construction of the temple. They are examples of the general strategy of the enemies of the Jews to discredit them in the eyes of Persian authorities. Notice in particular that the letter to Artaxerxes discusses the construction of walls (Ezra 4:12), not the reconstruction of the temple. Although these complaints were written much later and about other concerns, the accusations of Ezra 4:6-23 are examples of the kinds of tactics by which the neighbors of the Jews also tried to stop the reconstruction of the temple. This parenthesis ends when the author starts Ezra 4:24 and returns to the narrative of temple construction: “Then the work on the house of God that is in Jerusalem stopped, and it ceased until the second year of the reign of Darius king of Persia.” (F. Charles Fensham, The Books of Ezra and Nehemiah, New International Commentary on the Old Testament; 1982, Eerdmans, pgs. 69-70)
Second, the reference to the king of Assyria in Ezra 6:22 also can cause confusion. Assyria no longer existed as an empire after the destruction of Nineveh in 612 BC and of Haran in 610 BC, but the Passover in Ezra 6:22 was celebrated in 516 BC. Technically, no king of Assyria has existed for almost 100 years. How can the Bible say, “The LORD had made them joyful and had turned the heart of the king of Assyria to them” (Ezra 6:22)? The reason comes from the custom of new Middle Eastern emperors to join themselves to the list of previous emperors to give legitimacy to their new rule. Despite the change in kingdoms, a new emperor presented himself as another link in the chain of previous famous and admired rulers. Therefore, a king of Persia like Darius could present himself also as king of Assyria even though this empire ceased to exist, because he governed the same geographical locations and the same peoples as the Assyrian kings had. This association also makes his own government more prestigious (Fensham, The Books of Ezra and Nehemiah, pg. 96; refers to a list of Babylonian kings reproduced in Ancient Near Eastern Texts, pg. 566, that begins with an Assyrian king, mentions the strictly Babylonian kings, includes the Persian kings Cyrus, Cambyses and Darius and ends with the Seleucid kings who took over after the death of Alexander the Great. The kings on the list come from four distinct empires, but they are presented as one unbroken chain with dominion over the same geographic location and the same people). Understood in this way, the phrase: “The LORD had made them joyful and had turned the heart of the king of Assyria to them” (Ezra 6:22) is not an historical error but a declaration of Yahweh’s faithfulness, the One who changed the heart of the same chain of authority that exiled His people from Israel in 722 BC and made it so that they now encouraged the Israelites to return from

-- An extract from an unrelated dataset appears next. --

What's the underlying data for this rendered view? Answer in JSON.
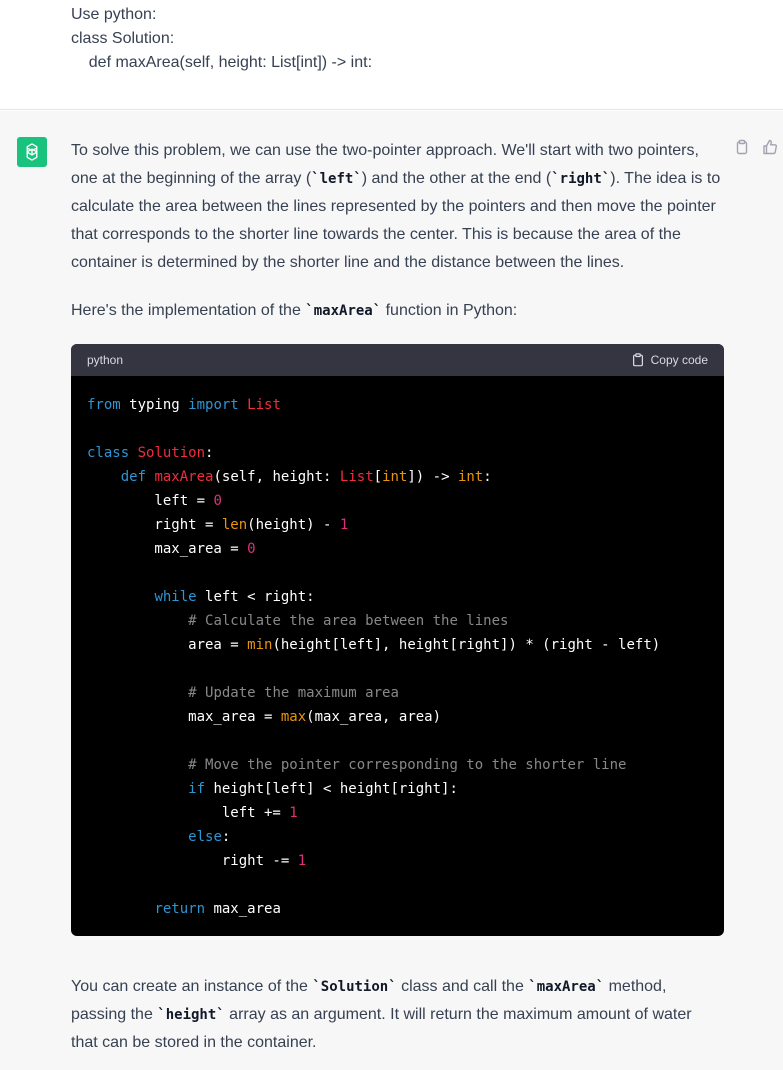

exile and rebuild Jerusalem. This title allows us to see Yahweh’s mercy through the centuries. Even though He punishes, He is merciful and will never abandon His people.